Problem:
Copy out each line below in which the string "icon" appears.

* * *

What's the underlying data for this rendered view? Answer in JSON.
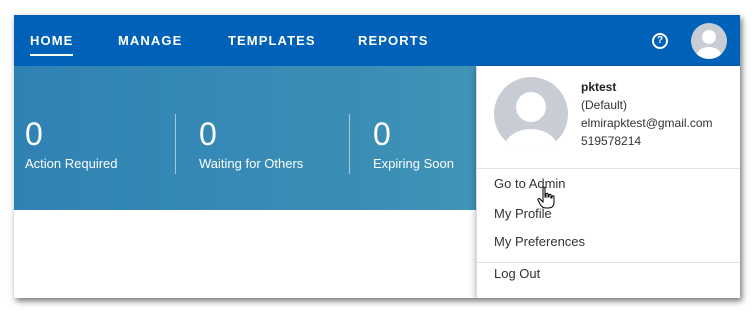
{
  "nav": {
    "items": [
      {
        "label": "HOME",
        "active": true
      },
      {
        "label": "MANAGE",
        "active": false
      },
      {
        "label": "TEMPLATES",
        "active": false
      },
      {
        "label": "REPORTS",
        "active": false
      }
    ],
    "help_icon": "question-circle-icon",
    "avatar_icon": "user-avatar-icon",
    "bar_color": "#0061b8"
  },
  "stats": [
    {
      "value": "0",
      "label": "Action Required"
    },
    {
      "value": "0",
      "label": "Waiting for Others"
    },
    {
      "value": "0",
      "label": "Expiring Soon"
    }
  ],
  "profile_menu": {
    "name": "pktest",
    "role": "(Default)",
    "email": "elmirapktest@gmail.com",
    "account_id": "519578214",
    "items": [
      "Go to Admin",
      "My Profile",
      "My Preferences",
      "Log Out"
    ]
  }
}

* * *

Written response:
    "help_icon": "question-circle-icon",
    "avatar_icon": "user-avatar-icon",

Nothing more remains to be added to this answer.